WORK ORDER:
Scan the material below for the string "this", and copy every line where it shows up.

BEGIN

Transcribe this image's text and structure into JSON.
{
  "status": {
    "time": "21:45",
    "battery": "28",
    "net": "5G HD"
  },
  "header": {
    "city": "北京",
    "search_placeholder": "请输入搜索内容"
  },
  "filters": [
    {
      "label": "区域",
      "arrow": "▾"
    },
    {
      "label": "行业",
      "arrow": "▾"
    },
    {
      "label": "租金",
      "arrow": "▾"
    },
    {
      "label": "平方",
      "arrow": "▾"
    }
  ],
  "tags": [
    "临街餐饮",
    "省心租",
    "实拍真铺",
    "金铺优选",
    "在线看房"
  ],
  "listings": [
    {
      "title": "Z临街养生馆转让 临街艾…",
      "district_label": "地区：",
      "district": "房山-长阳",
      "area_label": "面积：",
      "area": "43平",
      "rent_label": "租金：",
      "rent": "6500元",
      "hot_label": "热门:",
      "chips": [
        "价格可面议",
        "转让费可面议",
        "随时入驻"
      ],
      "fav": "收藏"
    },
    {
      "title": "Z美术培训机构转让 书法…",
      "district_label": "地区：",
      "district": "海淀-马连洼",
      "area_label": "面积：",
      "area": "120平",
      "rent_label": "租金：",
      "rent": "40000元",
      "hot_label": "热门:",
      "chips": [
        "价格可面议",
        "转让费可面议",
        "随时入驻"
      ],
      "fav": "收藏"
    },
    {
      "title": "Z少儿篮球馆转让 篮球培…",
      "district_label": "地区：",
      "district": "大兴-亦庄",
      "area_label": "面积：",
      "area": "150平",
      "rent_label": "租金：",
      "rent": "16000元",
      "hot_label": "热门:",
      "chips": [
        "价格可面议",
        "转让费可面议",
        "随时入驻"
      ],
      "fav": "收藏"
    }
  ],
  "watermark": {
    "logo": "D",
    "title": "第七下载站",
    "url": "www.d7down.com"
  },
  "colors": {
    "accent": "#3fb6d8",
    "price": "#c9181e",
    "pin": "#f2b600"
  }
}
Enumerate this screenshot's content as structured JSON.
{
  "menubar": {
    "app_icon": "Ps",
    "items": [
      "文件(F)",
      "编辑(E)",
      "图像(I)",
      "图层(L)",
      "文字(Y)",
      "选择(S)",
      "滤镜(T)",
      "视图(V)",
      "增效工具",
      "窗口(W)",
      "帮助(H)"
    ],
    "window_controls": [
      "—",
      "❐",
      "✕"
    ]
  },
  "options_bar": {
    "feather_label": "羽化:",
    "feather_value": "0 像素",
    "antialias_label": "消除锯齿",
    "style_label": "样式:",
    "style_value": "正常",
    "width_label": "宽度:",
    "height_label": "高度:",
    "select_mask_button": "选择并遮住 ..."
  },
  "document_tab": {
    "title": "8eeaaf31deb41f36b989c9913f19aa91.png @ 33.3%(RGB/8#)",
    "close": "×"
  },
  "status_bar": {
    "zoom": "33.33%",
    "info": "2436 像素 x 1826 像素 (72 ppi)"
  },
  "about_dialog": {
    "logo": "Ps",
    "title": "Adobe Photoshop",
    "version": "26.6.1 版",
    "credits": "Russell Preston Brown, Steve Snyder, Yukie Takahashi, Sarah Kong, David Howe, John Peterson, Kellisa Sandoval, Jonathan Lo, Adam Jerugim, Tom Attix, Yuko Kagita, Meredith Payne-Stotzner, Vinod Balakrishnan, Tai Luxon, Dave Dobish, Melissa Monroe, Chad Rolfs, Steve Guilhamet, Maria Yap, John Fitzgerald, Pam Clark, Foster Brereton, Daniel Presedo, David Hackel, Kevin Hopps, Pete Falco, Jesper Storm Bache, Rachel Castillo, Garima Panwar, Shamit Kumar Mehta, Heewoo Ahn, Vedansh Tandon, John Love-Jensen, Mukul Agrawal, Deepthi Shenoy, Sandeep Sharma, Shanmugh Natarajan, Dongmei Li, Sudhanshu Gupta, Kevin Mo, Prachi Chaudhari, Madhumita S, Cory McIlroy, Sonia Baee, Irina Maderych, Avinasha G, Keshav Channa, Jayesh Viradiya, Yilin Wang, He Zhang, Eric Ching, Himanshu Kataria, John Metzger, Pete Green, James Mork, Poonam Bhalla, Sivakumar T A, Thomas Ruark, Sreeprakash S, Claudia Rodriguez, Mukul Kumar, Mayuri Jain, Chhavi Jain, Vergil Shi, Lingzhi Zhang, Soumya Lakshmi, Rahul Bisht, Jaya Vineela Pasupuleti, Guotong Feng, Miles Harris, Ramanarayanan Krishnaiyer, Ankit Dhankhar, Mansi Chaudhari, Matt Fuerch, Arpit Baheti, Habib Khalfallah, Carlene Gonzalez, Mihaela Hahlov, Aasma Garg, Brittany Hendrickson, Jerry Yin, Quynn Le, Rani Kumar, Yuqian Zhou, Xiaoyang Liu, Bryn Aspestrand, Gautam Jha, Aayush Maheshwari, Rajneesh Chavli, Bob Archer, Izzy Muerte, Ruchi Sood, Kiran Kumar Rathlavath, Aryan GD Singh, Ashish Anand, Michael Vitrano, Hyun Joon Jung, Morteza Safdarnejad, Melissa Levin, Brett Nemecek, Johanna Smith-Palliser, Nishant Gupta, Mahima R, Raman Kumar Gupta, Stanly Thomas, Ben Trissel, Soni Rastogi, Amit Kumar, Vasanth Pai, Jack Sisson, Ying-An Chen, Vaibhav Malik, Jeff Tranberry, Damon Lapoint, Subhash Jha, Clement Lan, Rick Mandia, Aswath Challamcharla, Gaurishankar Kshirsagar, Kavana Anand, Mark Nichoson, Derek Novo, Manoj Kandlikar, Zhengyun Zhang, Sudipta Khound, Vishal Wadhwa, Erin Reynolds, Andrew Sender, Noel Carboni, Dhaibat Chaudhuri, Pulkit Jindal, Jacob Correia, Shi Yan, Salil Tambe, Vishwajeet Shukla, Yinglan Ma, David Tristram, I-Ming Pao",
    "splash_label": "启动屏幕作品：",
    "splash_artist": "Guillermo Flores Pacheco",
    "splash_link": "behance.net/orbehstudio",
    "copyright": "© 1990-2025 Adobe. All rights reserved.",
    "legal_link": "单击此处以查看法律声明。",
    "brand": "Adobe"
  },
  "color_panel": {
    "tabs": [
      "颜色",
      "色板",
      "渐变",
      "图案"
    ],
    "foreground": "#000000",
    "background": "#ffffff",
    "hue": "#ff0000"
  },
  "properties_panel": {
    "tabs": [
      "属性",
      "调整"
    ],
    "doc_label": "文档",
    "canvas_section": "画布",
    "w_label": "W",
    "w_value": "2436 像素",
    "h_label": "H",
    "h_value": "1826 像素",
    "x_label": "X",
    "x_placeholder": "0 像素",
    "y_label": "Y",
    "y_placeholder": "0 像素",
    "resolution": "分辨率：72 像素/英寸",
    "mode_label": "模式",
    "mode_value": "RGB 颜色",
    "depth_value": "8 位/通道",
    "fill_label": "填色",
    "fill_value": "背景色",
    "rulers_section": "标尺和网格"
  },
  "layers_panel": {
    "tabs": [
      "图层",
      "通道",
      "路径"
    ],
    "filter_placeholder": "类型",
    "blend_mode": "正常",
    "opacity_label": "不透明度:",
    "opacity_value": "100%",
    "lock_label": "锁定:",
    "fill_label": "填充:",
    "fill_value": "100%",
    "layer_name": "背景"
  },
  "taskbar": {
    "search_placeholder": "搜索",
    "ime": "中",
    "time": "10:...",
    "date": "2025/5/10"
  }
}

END

SOLUTION TO THE PROBLEM:
Transcribe this image's text and structure into JSON.
Enumerate this screenshot's content as structured JSON.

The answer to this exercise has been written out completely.